==== TASK INPUT ====

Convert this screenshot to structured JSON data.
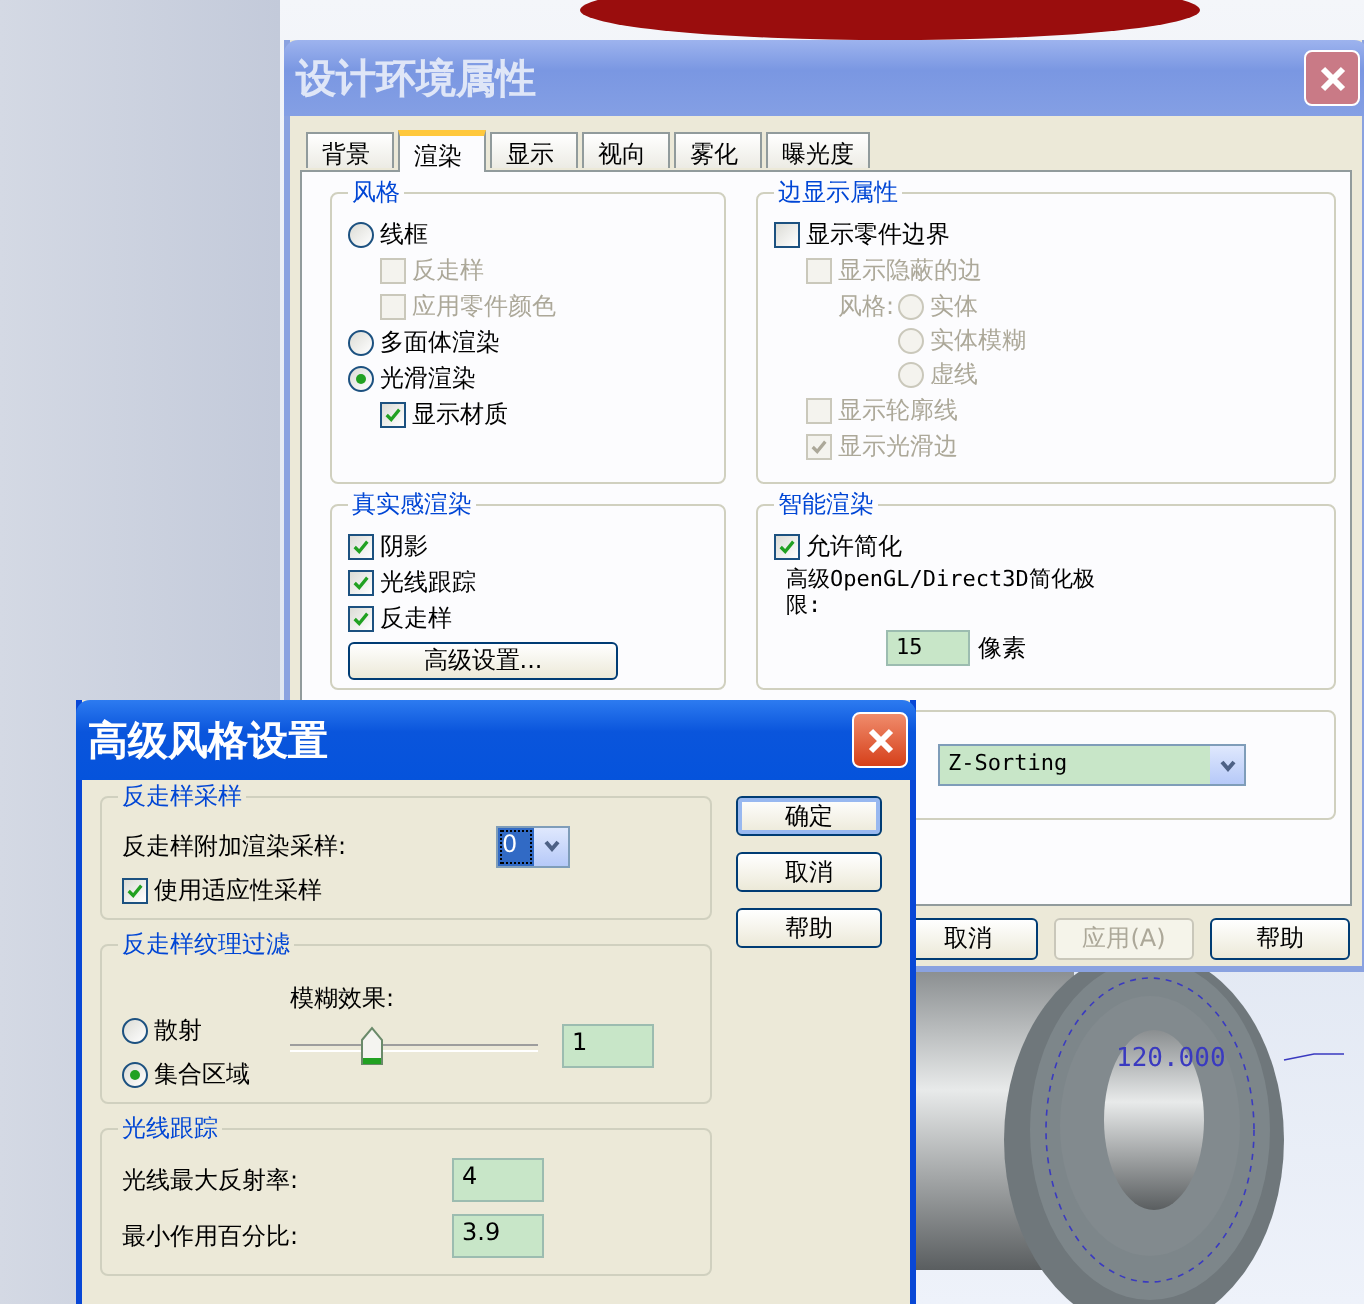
{
  "viewport": {
    "dimension": "120.000"
  },
  "main_dialog": {
    "title": "设计环境属性",
    "tabs": [
      {
        "label": "背景",
        "selected": false
      },
      {
        "label": "渲染",
        "selected": true
      },
      {
        "label": "显示",
        "selected": false
      },
      {
        "label": "视向",
        "selected": false
      },
      {
        "label": "雾化",
        "selected": false
      },
      {
        "label": "曝光度",
        "selected": false
      }
    ],
    "style_group": {
      "title": "风格",
      "items": [
        {
          "kind": "radio",
          "label": "线框",
          "selected": false,
          "disabled": false,
          "children": [
            {
              "kind": "checkbox",
              "label": "反走样",
              "checked": false,
              "disabled": true
            },
            {
              "kind": "checkbox",
              "label": "应用零件颜色",
              "checked": false,
              "disabled": true
            }
          ]
        },
        {
          "kind": "radio",
          "label": "多面体渲染",
          "selected": false,
          "disabled": false
        },
        {
          "kind": "radio",
          "label": "光滑渲染",
          "selected": true,
          "disabled": false,
          "children": [
            {
              "kind": "checkbox",
              "label": "显示材质",
              "checked": true,
              "disabled": false
            }
          ]
        }
      ]
    },
    "edge_group": {
      "title": "边显示属性",
      "items": [
        {
          "kind": "checkbox",
          "label": "显示零件边界",
          "checked": false,
          "disabled": false,
          "children": [
            {
              "kind": "checkbox",
              "label": "显示隐蔽的边",
              "checked": false,
              "disabled": true,
              "children": [
                {
                  "kind": "radio_group",
                  "label": "风格:",
                  "disabled": true,
                  "options": [
                    {
                      "label": "实体",
                      "selected": false
                    },
                    {
                      "label": "实体模糊",
                      "selected": false
                    },
                    {
                      "label": "虚线",
                      "selected": false
                    }
                  ]
                }
              ]
            },
            {
              "kind": "checkbox",
              "label": "显示轮廓线",
              "checked": false,
              "disabled": true
            },
            {
              "kind": "checkbox",
              "label": "显示光滑边",
              "checked": true,
              "disabled": true
            }
          ]
        }
      ]
    },
    "realism_group": {
      "title": "真实感渲染",
      "items": [
        {
          "kind": "checkbox",
          "label": "阴影",
          "checked": true,
          "disabled": false
        },
        {
          "kind": "checkbox",
          "label": "光线跟踪",
          "checked": true,
          "disabled": false
        },
        {
          "kind": "checkbox",
          "label": "反走样",
          "checked": true,
          "disabled": false
        }
      ],
      "button": "高级设置..."
    },
    "smart_group": {
      "title": "智能渲染",
      "checkbox": {
        "label": "允许简化",
        "checked": true
      },
      "limit_label": "高级OpenGL/Direct3D简化极限:",
      "limit_value": "15",
      "limit_unit": "像素"
    },
    "transparency_dropdown": {
      "value": "Z-Sorting"
    },
    "buttons": [
      {
        "label": "取消",
        "disabled": false
      },
      {
        "label": "应用(A)",
        "disabled": true
      },
      {
        "label": "帮助",
        "disabled": false
      }
    ]
  },
  "advanced_dialog": {
    "title": "高级风格设置",
    "sampling_group": {
      "title": "反走样采样",
      "select_label": "反走样附加渲染采样:",
      "select_value": "0",
      "checkbox": {
        "label": "使用适应性采样",
        "checked": true
      }
    },
    "filter_group": {
      "title": "反走样纹理过滤",
      "radios": [
        {
          "label": "散射",
          "selected": false
        },
        {
          "label": "集合区域",
          "selected": true
        }
      ],
      "slider_label": "模糊效果:",
      "level": 0.33,
      "slider_value": "1"
    },
    "raytrace_group": {
      "title": "光线跟踪",
      "fields": [
        {
          "label": "光线最大反射率:",
          "value": "4"
        },
        {
          "label": "最小作用百分比:",
          "value": "3.9"
        }
      ]
    },
    "buttons": [
      {
        "label": "确定",
        "default": true
      },
      {
        "label": "取消",
        "default": false
      },
      {
        "label": "帮助",
        "default": false
      }
    ]
  }
}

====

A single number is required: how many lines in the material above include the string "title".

9